As previously mentioned, the amount of energy stored is proportional to the capacitance C and the square of the voltage V across its terminals giving.
Where: E is the energy stored in joules. Then for our ultracapacitor example above, the amount of energy stored by the array is given as:
Then the maximum amount of energy that can be stored by our ultracapacitor is 22.7 joules, which was originally supplied by the 5.5 volt charging supply. This stored energy remains available as charge in the electrolyte dielectric and when connected to a load, the ultracapacitors entire 22.69 joules of energy is made available as an electric current. Obviously, when the ultracapacitor is fully discharged, the stored energy is zero.
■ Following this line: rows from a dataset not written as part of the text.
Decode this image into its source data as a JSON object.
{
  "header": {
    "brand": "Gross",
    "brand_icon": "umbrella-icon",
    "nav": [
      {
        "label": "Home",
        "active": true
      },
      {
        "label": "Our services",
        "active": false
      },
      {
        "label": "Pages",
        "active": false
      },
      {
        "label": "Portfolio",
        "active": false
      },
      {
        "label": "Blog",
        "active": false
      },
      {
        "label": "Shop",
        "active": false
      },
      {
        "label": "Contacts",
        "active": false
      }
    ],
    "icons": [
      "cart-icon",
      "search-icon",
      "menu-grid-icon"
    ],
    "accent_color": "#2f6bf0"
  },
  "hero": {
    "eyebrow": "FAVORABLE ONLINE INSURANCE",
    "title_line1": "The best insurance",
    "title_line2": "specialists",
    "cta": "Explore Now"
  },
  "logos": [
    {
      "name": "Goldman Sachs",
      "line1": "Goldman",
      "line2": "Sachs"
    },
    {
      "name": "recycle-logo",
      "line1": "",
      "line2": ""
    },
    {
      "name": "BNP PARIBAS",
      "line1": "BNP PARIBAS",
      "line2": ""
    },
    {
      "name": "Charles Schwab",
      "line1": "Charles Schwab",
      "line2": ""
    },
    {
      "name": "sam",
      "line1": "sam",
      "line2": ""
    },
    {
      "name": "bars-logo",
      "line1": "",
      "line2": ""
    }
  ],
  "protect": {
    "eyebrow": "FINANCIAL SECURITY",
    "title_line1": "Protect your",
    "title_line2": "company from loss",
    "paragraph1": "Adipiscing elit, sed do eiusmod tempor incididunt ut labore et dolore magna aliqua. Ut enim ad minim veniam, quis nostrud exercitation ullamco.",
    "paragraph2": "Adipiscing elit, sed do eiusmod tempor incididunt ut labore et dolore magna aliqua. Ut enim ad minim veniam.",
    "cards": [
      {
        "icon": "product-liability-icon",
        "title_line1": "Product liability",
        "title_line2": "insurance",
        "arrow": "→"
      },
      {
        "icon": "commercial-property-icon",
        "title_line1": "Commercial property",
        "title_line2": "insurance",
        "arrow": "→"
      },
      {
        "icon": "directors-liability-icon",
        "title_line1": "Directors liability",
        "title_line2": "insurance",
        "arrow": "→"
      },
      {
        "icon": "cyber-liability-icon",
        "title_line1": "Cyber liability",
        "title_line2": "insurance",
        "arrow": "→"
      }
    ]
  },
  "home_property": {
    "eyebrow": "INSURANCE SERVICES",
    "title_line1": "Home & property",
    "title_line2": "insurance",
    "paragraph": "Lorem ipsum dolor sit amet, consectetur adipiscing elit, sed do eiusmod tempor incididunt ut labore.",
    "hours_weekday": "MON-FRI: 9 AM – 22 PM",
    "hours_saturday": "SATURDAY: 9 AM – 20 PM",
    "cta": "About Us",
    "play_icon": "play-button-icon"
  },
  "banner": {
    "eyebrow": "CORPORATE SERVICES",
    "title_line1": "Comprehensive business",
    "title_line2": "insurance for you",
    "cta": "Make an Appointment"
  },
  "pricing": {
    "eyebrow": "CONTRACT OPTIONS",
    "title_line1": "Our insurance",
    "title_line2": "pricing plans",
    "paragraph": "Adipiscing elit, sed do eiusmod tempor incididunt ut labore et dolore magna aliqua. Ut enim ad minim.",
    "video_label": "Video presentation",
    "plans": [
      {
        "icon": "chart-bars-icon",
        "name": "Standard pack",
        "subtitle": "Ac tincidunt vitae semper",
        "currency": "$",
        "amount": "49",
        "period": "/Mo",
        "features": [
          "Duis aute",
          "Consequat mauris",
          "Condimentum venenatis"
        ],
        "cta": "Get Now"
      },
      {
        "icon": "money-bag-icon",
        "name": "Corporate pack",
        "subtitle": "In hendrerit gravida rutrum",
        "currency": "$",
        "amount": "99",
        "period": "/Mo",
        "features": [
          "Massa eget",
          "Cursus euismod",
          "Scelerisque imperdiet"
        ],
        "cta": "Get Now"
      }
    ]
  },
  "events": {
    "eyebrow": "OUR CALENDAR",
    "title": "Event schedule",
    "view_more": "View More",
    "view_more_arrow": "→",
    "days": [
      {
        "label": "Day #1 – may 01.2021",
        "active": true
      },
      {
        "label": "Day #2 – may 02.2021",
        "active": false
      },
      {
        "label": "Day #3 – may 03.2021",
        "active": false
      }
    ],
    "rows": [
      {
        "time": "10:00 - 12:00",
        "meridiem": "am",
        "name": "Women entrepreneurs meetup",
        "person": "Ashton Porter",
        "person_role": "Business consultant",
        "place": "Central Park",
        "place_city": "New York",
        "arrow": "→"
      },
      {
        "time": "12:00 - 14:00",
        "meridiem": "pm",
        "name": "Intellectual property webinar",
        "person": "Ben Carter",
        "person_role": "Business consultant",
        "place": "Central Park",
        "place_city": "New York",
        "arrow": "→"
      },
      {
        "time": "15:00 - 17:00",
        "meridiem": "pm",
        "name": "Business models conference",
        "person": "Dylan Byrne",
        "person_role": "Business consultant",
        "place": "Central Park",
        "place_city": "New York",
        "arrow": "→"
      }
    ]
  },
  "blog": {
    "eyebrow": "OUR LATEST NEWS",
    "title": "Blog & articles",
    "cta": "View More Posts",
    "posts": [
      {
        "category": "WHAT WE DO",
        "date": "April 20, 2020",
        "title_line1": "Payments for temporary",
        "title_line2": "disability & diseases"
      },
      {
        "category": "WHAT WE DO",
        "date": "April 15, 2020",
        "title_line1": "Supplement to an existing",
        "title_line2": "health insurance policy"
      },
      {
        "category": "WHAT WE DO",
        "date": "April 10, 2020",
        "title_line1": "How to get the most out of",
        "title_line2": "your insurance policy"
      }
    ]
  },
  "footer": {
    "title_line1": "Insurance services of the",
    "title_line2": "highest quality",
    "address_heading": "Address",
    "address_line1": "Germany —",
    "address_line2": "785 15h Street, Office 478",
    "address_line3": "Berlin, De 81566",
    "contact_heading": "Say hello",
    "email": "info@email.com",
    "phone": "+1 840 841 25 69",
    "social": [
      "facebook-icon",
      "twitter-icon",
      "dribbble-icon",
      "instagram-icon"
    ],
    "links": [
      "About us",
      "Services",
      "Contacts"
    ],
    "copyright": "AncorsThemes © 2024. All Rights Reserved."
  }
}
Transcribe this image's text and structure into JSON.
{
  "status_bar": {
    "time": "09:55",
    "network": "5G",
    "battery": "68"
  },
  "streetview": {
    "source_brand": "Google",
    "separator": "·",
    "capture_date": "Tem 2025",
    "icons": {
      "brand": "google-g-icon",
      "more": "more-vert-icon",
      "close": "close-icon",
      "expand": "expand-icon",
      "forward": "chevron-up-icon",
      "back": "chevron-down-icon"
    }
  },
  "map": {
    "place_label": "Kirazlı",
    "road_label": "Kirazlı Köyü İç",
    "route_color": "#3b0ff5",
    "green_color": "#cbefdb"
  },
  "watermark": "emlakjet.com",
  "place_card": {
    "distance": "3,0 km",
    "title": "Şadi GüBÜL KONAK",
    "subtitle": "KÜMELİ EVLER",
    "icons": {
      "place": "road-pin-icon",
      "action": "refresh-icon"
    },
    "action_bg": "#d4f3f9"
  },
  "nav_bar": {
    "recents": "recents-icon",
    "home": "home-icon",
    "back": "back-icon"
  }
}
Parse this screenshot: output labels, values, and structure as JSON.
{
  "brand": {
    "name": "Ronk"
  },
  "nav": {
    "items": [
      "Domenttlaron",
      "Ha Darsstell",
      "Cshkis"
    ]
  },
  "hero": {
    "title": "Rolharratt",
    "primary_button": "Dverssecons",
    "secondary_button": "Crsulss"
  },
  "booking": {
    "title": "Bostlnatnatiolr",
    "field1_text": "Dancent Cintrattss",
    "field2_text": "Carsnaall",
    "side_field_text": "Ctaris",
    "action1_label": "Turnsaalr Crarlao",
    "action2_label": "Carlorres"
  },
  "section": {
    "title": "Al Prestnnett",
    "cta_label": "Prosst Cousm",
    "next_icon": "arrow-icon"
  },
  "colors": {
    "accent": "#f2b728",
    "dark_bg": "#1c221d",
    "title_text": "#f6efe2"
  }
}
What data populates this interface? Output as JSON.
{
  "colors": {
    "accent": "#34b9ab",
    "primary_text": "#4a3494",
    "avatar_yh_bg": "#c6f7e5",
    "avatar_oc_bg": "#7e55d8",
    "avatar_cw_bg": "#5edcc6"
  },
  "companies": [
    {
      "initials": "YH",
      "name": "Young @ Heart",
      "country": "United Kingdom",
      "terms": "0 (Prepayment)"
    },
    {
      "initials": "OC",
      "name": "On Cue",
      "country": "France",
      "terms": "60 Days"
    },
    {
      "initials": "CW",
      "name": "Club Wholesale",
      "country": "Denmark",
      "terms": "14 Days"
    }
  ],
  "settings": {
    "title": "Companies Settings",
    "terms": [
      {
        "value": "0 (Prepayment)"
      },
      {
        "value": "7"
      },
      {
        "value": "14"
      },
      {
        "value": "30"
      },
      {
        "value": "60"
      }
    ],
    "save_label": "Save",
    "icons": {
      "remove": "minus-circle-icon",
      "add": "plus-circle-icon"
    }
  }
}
Then we can see that an ideal ultracapacitor would not consume or dissipate energy, but instead take power from an external charging circuit to store energy in its electrolyte field and then return this stored energy when delivering power to a load.
In our simple example above, the energy stored by the ultracapacitor was about 23 joules, but with large capacitance values and higher voltage ratings, the energy density of ultracapacitors can be very large making them ideal as energy storage devices.
In fact, ultracapacitors with ratings into the thousands of farads and hundreds of volts are now being used in hybrid electric vehicles (including Formula 1) as solid state energy storage devices for regenerative braking systems as they can quickly giving out and receiving energy during braking and accelerating afterwards. Ultra and super-capacitors are also used in renewable energy systems to replace lead acid batteries.
We have seen that an ultracapacitor is an electrochemical device consisting of two porous electrodes, usually made up of activated carbon immersed in an electrolyte solution that stores charge electrostatically. This arrangement effectively creates two capacitors, one at each carbon electrode, connected in series.
The ultracapacitor is available with capacitances in the hundreds of farads all within a very small physical size and can achieve much higher power density than batteries. However, the voltage rating of an ultracapacitor is usually less than about 3 volts so several capacitors have to be connected in series and parallel combinations to provide any useful voltage.
Ultracapacitors can be used as energy storage devices similar to a battery, and in fact are classed as an ultracapacitor battery. But unlike a battery, they can achieve much higher power densities for a short duration. They are used in many hybrid petrol vehicles and fuel cell driven electric vehicles because of there ability to quickly discharge high voltages and then be recharged. But by operating ultracapacitors with fuel cells and batteries peak power demands, and transient load changes can be controlled more efficiently.